Cool wet conditions during the flowering in June resulted in coulure and millerandage – lack of fruit set and small, pipless grapes, so limiting the potential harvest. The yields were further limited by the extremely dry weather in July and August. Although dry, there were never any extremes of temperature – a summer much more like 2005 than 2009, with cool nights. One report puts it “the extreme lack of water is reason behind the remarkably small berry size, which is linked to the even greater phenolic concentration that in 2009 along with astonishing preservation of acidity and aromatic richness” (Sovivins).
There are the usual caveats – some alcohol levels have gone very high – Chantal Amart of Château Montaiguillon reported in the week before the harvest that she had Merlots at 15% and Cabernets at 13.5%, and was hoping for rain to swell the grapes a little. As usual some will be unable to resist trying to extract everything that can be extracted, and as usual some monsters will be made.
So there you have it – start saving up now – or, if you want to drink what you buy rather than sell it, concentrate on filling your cellar with 2009 Burgundy.

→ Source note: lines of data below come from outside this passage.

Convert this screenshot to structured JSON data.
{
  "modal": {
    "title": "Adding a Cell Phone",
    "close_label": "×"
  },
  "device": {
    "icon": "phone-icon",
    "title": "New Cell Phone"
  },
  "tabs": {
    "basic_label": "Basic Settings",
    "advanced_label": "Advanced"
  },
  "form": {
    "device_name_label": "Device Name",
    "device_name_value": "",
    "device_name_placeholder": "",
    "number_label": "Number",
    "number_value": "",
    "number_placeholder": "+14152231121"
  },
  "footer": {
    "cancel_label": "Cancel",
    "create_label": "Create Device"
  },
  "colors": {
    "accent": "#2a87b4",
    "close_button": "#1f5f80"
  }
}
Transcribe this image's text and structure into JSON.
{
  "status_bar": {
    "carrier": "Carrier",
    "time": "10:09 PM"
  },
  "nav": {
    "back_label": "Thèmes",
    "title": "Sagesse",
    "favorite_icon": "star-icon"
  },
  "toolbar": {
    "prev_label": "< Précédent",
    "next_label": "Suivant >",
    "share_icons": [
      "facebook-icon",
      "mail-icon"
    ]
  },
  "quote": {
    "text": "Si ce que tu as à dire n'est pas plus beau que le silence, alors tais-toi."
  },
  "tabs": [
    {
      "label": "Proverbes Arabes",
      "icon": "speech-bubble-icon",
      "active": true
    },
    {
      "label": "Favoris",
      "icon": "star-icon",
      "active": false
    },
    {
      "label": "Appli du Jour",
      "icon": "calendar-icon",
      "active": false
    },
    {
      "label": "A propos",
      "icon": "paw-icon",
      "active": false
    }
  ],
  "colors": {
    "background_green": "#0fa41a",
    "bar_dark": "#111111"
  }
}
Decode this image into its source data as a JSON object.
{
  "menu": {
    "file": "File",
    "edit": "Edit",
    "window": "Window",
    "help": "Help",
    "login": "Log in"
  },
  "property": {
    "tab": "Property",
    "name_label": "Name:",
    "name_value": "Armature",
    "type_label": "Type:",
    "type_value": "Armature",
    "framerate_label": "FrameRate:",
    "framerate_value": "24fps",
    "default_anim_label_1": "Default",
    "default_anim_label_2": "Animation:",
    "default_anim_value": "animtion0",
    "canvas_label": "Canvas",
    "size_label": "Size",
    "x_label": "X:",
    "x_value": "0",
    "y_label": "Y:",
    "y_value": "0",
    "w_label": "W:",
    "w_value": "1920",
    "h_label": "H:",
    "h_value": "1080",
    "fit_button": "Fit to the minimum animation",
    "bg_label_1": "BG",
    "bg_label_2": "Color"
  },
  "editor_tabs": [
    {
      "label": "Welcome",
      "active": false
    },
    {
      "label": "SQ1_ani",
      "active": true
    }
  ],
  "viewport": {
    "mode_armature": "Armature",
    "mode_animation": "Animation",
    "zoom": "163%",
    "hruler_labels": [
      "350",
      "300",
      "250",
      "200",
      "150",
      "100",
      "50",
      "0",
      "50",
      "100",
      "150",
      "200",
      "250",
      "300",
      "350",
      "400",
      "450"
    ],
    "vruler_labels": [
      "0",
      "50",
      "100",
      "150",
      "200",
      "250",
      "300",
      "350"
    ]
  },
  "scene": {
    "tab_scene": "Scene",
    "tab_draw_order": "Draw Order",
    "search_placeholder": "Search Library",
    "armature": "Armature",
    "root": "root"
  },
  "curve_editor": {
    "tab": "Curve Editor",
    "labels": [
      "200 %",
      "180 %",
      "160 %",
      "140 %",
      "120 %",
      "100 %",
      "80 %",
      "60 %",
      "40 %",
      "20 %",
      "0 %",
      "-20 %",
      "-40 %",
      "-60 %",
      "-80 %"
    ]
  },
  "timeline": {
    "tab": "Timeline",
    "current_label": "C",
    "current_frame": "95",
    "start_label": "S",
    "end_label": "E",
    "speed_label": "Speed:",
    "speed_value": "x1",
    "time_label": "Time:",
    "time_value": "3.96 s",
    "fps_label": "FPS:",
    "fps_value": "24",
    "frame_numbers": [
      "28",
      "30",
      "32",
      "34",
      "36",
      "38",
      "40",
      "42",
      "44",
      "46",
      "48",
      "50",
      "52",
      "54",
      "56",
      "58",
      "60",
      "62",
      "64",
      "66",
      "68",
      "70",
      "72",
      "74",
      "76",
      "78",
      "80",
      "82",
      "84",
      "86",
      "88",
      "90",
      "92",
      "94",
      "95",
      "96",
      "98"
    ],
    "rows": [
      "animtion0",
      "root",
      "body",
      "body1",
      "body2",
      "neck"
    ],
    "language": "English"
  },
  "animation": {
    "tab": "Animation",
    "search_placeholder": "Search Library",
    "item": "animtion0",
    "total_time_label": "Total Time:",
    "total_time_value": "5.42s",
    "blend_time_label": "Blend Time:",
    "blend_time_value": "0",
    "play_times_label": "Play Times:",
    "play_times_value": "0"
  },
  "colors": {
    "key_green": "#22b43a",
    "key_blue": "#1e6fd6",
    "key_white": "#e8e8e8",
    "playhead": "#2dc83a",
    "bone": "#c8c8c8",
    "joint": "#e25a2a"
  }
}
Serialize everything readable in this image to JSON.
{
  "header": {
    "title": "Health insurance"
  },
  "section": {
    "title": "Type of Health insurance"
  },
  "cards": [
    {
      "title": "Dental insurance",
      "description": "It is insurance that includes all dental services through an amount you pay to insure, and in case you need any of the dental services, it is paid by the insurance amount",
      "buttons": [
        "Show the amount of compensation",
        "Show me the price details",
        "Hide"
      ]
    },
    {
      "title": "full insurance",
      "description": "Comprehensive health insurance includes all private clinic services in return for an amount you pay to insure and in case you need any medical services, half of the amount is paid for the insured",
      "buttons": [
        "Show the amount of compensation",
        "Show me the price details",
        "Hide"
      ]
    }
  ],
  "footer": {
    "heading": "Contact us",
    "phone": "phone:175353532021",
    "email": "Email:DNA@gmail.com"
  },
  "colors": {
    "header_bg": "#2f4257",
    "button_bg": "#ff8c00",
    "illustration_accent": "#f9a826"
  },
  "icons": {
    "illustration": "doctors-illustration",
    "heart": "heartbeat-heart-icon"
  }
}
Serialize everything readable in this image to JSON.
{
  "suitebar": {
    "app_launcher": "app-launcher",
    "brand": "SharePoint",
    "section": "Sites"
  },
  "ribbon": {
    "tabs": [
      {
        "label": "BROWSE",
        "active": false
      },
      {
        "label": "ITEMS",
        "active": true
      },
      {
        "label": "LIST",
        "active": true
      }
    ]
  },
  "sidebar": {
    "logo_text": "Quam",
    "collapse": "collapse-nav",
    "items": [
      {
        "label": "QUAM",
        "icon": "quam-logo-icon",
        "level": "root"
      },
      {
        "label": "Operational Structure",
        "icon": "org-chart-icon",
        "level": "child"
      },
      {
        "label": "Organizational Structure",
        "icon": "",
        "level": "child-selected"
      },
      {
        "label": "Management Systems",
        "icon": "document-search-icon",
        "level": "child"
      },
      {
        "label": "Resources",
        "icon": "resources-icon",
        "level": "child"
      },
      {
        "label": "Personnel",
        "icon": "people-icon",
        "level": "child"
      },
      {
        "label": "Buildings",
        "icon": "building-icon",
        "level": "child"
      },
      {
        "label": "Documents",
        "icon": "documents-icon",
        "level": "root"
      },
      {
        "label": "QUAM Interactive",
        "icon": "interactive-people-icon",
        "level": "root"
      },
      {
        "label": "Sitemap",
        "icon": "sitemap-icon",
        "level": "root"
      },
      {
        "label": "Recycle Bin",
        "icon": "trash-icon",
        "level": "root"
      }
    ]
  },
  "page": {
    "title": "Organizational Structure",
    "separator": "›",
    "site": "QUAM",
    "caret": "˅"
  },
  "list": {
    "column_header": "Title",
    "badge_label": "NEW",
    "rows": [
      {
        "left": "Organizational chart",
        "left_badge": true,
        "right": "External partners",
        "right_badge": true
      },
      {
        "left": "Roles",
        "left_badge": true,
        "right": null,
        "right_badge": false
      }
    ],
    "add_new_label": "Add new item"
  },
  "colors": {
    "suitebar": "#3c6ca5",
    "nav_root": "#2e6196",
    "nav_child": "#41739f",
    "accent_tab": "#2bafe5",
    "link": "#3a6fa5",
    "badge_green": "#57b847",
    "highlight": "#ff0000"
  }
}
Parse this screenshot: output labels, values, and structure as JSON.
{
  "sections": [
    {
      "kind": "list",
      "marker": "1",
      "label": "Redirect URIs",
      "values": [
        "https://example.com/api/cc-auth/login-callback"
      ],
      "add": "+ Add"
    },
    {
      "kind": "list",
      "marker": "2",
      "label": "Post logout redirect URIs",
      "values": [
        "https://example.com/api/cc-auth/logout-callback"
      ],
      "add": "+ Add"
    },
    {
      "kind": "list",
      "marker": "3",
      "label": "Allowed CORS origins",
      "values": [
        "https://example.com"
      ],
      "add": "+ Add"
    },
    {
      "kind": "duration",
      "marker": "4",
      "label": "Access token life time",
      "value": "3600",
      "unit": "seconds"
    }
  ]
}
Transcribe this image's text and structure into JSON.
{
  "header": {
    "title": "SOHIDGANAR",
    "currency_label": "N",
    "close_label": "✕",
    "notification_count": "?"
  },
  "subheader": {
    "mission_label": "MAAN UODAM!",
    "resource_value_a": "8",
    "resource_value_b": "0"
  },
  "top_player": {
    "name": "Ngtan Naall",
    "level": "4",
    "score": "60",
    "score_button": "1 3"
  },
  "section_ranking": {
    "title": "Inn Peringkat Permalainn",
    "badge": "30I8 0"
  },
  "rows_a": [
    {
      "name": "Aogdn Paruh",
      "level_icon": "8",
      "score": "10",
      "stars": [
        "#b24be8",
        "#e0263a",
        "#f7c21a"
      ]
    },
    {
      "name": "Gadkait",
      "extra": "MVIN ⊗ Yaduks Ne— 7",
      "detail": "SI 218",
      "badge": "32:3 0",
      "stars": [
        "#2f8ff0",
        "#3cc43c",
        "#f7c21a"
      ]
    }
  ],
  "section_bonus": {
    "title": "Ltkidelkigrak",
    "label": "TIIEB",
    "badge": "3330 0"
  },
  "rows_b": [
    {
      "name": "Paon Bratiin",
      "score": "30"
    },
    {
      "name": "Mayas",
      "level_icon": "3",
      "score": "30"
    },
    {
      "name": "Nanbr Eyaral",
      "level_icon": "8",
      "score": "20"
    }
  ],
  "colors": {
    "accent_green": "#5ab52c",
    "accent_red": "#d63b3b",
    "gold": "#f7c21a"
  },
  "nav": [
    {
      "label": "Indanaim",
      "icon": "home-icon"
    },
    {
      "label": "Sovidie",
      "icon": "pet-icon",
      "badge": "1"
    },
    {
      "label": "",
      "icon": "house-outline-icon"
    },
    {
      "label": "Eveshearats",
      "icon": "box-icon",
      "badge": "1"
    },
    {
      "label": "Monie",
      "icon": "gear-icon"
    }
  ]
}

Following the recent ‘clarification‘ by HMRC about the tax status of wine (investment cellars to be valued at resale value not cost), one has to wonder whether the special status of wine as an investment as opposed to a drink is not being whittled away – although in reality nothing has been changed by this announcement.